Why take advantage of your annual allowance?

Use it or lose it

You have up until midnight on the 5th April to fully utilise your tax-free allowance. After this, you cannot take any allowance leftover into the new tax year. For example, if you have invested £15,000 into a stocks and shares ISA and you do not use the rest of your allowance, you will lose the opportunity to invest the £5,000 tax-efficiently this tax year. By not taking advantage of your full allowance, you could be missing out on opportunities for significant growth.

Time in the market, not timing the market

After historically low interest rates, cash ISAs do not seem the most prudent way to be treating savings. Data shows that if you are looking to invest for the long run, a Stocks & Shares ISA could be far more beneficial than cash. Analysis from JM Finn suggests that if you intend to invest money for a long enough period to withstand falls in the market, the benefits of the stock market far outweigh the returns from cash. 

Given the current economic climate, people’s attitudes to investing have been reserved and have tended to opt for cash ISAs for fear of another market crash. However, your assets will be able to withstand small dips in the market and will eventually reap much higher rewards once you have given your money a chance to grow.

There is the hotly debated question of whether it is better to invest your money as a lump sum or stagger it across smaller investments. Forbes demonstrates that it is not about timing the market but time in the market. Attempting to beat the market is notoriously challenging and will almost always never work. If you get it wrong, you are subject to significant losses and will inevitably miss out on opportunities for potential gains. Tilney shows that spending time in the market is far more likely to give you good returns over the long term. 

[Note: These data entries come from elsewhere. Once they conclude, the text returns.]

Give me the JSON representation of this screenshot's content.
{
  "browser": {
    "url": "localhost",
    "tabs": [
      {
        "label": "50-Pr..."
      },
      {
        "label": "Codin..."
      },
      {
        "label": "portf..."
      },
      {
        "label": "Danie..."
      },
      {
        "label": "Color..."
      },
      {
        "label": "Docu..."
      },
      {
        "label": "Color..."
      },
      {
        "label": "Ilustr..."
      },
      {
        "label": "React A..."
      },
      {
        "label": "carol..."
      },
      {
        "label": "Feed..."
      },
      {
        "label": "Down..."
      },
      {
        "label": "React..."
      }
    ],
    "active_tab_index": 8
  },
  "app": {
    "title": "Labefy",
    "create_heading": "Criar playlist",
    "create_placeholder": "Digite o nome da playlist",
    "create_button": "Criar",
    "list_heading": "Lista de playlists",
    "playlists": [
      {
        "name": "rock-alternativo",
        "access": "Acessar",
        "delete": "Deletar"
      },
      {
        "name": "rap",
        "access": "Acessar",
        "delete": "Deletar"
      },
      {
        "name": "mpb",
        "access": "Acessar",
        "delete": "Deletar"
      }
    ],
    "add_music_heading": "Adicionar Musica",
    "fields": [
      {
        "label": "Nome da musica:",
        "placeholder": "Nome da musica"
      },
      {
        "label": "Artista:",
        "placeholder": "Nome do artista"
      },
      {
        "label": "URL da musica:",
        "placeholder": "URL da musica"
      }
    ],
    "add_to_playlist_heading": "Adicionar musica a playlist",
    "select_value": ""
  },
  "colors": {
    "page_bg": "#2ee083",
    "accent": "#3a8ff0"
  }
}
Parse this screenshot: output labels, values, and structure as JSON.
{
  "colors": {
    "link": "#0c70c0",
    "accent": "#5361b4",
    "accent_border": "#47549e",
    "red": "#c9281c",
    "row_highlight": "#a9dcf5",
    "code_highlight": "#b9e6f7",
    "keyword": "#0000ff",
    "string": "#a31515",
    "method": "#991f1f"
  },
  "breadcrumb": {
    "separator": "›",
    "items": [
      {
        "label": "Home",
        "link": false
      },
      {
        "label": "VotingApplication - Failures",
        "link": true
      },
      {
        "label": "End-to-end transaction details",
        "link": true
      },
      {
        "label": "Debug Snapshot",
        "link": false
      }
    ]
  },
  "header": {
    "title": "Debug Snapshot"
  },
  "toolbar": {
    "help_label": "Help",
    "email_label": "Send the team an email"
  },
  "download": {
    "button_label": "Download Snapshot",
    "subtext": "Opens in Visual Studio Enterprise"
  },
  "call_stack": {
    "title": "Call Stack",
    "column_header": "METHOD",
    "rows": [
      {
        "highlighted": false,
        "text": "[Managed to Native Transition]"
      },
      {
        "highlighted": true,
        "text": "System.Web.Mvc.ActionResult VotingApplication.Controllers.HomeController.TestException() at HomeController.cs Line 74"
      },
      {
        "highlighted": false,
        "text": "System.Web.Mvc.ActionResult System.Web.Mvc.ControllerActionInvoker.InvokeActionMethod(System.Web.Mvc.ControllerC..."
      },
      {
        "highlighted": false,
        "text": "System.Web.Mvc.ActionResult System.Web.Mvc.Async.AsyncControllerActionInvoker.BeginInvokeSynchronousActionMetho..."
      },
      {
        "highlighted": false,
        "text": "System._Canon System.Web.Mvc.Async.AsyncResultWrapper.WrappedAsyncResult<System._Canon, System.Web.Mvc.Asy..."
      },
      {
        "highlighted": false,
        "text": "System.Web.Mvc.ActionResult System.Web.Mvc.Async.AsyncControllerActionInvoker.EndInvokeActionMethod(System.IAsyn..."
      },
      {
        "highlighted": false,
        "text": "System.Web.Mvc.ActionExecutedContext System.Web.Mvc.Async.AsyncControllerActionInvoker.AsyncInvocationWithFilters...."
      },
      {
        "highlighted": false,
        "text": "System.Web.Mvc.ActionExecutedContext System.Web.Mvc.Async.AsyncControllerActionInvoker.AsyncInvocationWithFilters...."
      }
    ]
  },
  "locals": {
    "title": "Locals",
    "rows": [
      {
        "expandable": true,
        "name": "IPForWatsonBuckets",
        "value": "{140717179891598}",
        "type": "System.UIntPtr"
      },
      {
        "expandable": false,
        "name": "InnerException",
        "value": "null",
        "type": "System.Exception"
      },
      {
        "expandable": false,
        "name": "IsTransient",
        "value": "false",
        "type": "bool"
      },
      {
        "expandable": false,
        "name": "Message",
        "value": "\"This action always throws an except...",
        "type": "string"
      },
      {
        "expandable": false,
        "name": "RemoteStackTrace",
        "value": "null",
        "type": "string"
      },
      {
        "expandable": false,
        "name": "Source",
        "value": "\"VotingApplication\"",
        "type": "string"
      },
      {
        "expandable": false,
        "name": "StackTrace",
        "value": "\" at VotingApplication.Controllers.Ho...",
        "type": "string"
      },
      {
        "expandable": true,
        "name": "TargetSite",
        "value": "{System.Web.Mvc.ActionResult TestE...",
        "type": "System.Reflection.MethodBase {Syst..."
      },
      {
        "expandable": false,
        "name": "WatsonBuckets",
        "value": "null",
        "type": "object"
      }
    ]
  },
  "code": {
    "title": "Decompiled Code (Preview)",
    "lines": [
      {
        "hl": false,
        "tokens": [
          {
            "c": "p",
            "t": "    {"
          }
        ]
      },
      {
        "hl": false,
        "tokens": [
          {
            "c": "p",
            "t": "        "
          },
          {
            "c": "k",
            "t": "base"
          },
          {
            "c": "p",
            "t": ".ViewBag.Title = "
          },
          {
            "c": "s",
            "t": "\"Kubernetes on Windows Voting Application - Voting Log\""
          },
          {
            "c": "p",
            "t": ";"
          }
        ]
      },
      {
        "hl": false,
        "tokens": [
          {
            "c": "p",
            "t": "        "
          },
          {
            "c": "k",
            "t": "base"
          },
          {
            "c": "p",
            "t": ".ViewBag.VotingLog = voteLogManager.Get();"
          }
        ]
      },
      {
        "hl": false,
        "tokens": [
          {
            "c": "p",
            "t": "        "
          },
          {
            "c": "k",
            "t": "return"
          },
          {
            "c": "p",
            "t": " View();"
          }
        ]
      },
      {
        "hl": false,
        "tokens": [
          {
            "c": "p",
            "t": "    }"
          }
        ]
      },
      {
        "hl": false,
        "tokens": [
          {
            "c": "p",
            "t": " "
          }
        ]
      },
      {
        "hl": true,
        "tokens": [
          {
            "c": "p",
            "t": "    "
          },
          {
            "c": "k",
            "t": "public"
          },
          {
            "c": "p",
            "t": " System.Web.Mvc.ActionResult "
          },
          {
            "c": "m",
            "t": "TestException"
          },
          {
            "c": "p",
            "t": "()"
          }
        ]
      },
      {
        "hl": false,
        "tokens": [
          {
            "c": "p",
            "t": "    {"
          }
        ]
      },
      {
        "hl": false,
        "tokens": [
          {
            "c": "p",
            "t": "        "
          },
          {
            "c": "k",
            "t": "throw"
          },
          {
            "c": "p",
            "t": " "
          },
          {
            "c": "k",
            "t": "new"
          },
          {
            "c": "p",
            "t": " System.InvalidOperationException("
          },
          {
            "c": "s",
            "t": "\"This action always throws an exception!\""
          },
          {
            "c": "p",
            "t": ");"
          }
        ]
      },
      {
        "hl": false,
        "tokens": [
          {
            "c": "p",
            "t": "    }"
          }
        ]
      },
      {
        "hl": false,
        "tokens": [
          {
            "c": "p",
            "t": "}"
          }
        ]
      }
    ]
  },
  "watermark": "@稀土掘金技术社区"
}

ISAs allow you to invest small and regular amounts which will still add up to a significant pot in the long run, a process known as pound cost averaging. This method will make you a disciplined investor and will cushion losses from market drops. Charles Stanley Direct emphasises that whilst this approach may offer smaller rewards, it carries much less risk; you can still build a sizeable sum over time by investing small amounts regularly. Additionally, regular savings are flexible so you can stop or start them as you wish or change the amount. 

Transfers are possible

If for some reason you are not happy with your current set up and you feel you can get a better rate, it is possible to transfer money into a different ISA. Transfers can be made into a different type of ISA or into an ISA from a different provider. There are certain steps you need to take but as long as you are aware of the different transfer rules, money can be transferred easily if needed. Transfers will also not affect your current years allowance.

Sooner rather than later

Now is a good time to get ahead of the game and ensure you are getting the best possible deal from your ISA. The more prepared you are, the more money you will save in the long term as you avoid significant amounts of tax. Wealthify suggests making use of your ISA allowance as soon as the tax year starts to give your money the best chance to grow. With ample time on our hands during lockdown, it is a valuable opportunity to make more out of the money you have. You will only be helping yourself if you take the time to plan ahead and consider your options. 

Get started

People are often mistaken about the complexity of ISAs and their rules. Do not let the rush put you off making the most out of these tax wrappers. If you plan to continue building your savings and investments, ISAs will protect your assets from tax in the long run. This may all sound rather complicated and overwhelming. Wealth managers can clear up any confusion you may have over your ISAs and assist you with consolidating them into the best arrangement for you. With that in mind, The Wealth Consultant is here to guide you through the process and ensure you speak to the right people to get your finances on track this tax year.